Campaigning began in Morocco on Saturday for parliamentary polls that pits a modernist opposition against Islamists rocked by scandals after five years in government.
The Islamist Justice and Development Party (PJD) swept to victory in 2011 polls.

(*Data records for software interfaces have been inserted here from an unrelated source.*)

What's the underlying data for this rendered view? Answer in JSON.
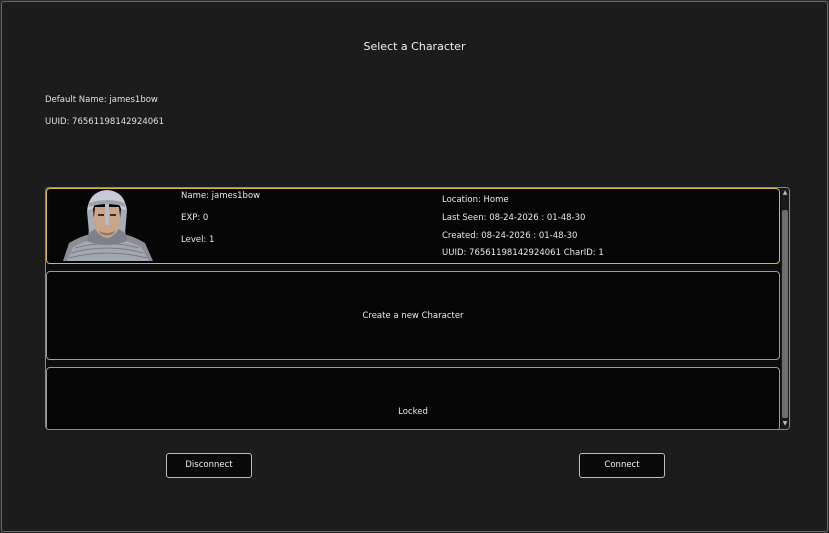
{
  "window": {
    "title": "Select a Character"
  },
  "account": {
    "default_name": "Default Name: james1bow",
    "uuid": "UUID: 76561198142924061"
  },
  "characters": [
    {
      "portrait_icon": "knight-portrait-icon",
      "name": "Name: james1bow",
      "exp": "EXP: 0",
      "level": "Level: 1",
      "location": "Location: Home",
      "last_seen": "Last Seen: 08-24-2026 : 01-48-30",
      "created": "Created: 08-24-2026 : 01-48-30",
      "uuid_charid": "UUID: 76561198142924061  CharID: 1"
    }
  ],
  "create_slot": {
    "label": "Create a new Character"
  },
  "locked_slot": {
    "label": "Locked"
  },
  "buttons": {
    "disconnect": "Disconnect",
    "connect": "Connect"
  },
  "colors": {
    "selected_border": "#d6b84a",
    "background": "#1c1c1c"
  }
}
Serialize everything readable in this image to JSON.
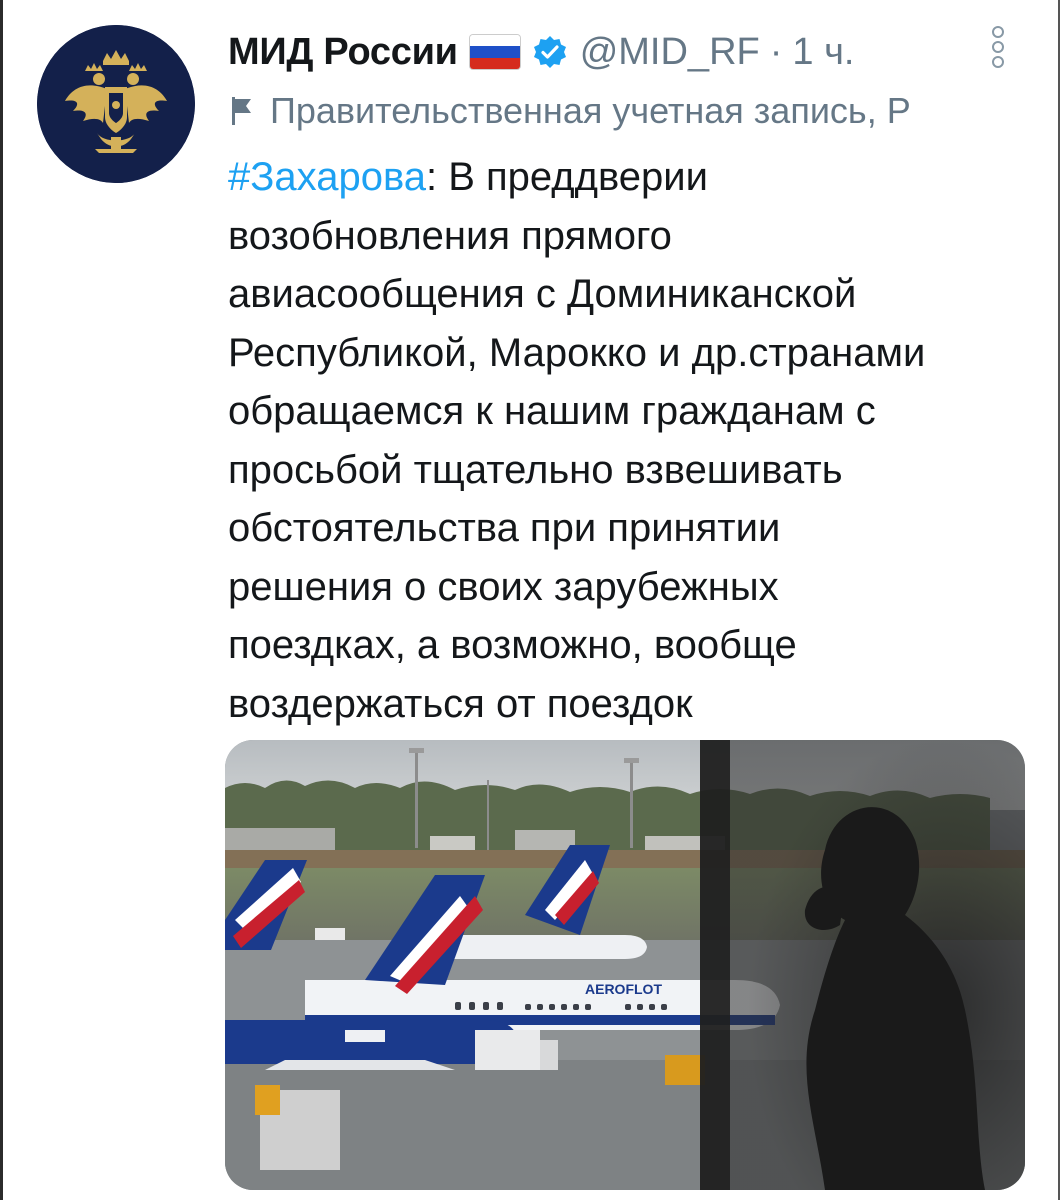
{
  "tweet": {
    "display_name": "МИД России",
    "flag_emoji": "russia-flag-icon",
    "handle": "@MID_RF",
    "separator": "·",
    "time": "1 ч.",
    "account_label": "Правительственная учетная запись, Р",
    "hashtag": "#Захарова",
    "body_lines": [
      ": В преддверии",
      "возобновления прямого",
      "авиасообщения с Доминиканской",
      "Республикой, Марокко и др.странами",
      "обращаемся к нашим гражданам с",
      "просьбой тщательно взвешивать",
      "обстоятельства при принятии",
      "решения о своих зарубежных",
      "поездках, а возможно, вообще",
      "воздержаться от поездок"
    ],
    "media": {
      "description_icon": "airport-photo",
      "aircraft_text": "AEROFLOT"
    }
  },
  "colors": {
    "link": "#1da1f2",
    "secondary": "#657786",
    "verified": "#1da1f2",
    "avatar_bg": "#13204a",
    "emblem_gold": "#d4b15a"
  }
}
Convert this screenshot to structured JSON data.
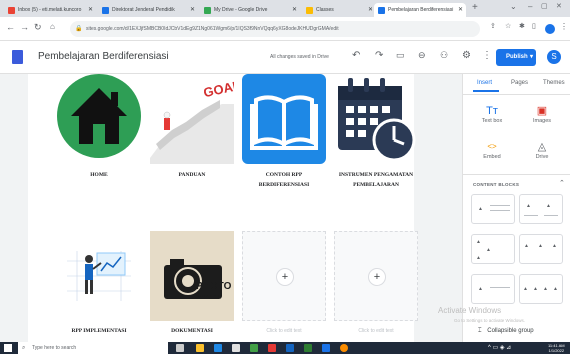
{
  "browser": {
    "tabs": [
      {
        "label": "Inbox (5) - eti.melati.kuncoro",
        "color": "#ea4335"
      },
      {
        "label": "Direktorat Jenderal Pendidik",
        "color": "#1a73e8"
      },
      {
        "label": "My Drive - Google Drive",
        "color": "#34a853"
      },
      {
        "label": "Classes",
        "color": "#fbbc04"
      },
      {
        "label": "Pembelajaran Berdiferensiasi",
        "color": "#1a73e8"
      }
    ],
    "new_tab": "+",
    "url": "sites.google.com/d/1EXJjfSMBCB0IdJCbV1dEg9Z1Ng061Wgm6/p/1IQS3f9NnVQqq6yXG8odeJKHUDgrGMA/edit"
  },
  "site": {
    "title": "Pembelajaran Berdiferensiasi",
    "saved_status": "All changes saved in Drive",
    "publish_label": "Publish",
    "avatar_letter": "S"
  },
  "tiles": [
    {
      "caption": "HOME"
    },
    {
      "caption": "PANDUAN",
      "goal_text": "GOAL"
    },
    {
      "caption": "CONTOH RPP BERDIFERENSIASI"
    },
    {
      "caption": "INSTRUMEN PENGAMATAN PEMBELAJARAN"
    },
    {
      "caption": "RPP IMPLEMENTASI"
    },
    {
      "caption": "DOKUMENTASI",
      "photo_text": "PHOTO",
      "photo_sub": "GRAPHY"
    },
    {
      "caption": "Click to edit text",
      "plus": "+"
    },
    {
      "caption": "Click to edit text",
      "plus": "+"
    }
  ],
  "panel": {
    "tabs": [
      "Insert",
      "Pages",
      "Themes"
    ],
    "items": [
      {
        "icon": "Tт",
        "label": "Text box"
      },
      {
        "icon": "▣",
        "label": "Images"
      },
      {
        "icon": "<>",
        "label": "Embed"
      },
      {
        "icon": "◬",
        "label": "Drive"
      }
    ],
    "blocks_label": "CONTENT BLOCKS",
    "collapsible": "Collapsible group"
  },
  "watermark": {
    "title": "Activate Windows",
    "sub": "Go to Settings to activate Windows."
  },
  "taskbar": {
    "search_placeholder": "Type here to search",
    "time": "11:41 AM",
    "date": "1/1/2022"
  }
}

Heading up a coalition including liberals, communists and conservatives, it found itself guiding Morocco through the turbulence of the Arab Spring, economic woes and a constitutional overhaul.
Five years later, it is on the back foot after a series of scandals including the sacking of two PJD vice presidents found in a "sexual position" on a beach, a drugs bust involving three tonnes of cannabis and a dodgy land-grab deal.
Its main rival, the modernist opposition Authenticity and Modernity Party (PAM), has vowed to "liberate" Morocco from the PJD and warned that another term for the ruling party would spell "catastrophe".
Despite limited success in tackling graft, the PJD retains considerable support and remains the only Islamist party in power in the region.
If re-elected, it says it will press ahead with its economic reforms which are credited with lowering the budget deficit.
The polls are also expected to see Salafist candidates make a return to electoral politics after years in the wilderness.
A fundamentalist preacher, Hamed Kabbaj, was a surprise candidate for the PJD, but authorities barred him from the vote over his alleged ties to "extremism".
Almost 7,000 candidates from around 30 parties will contest parliament's 395 seats in a poll that King Mohammed VI has promised will be "honest and transparent".
Polls in 2002 marked a new era of relative democracy in Morocco, three years after Mohammed took over following the death of his father, King Hassan II.
Although the king retains ultimate power, constitutional reforms following the Arab Spring-inspired protests removed some of his prerogatives.
PJD candidates have accused a "parallel state" of using "authoritarian methods" to control political life.
*This story was edited by Ahram Online.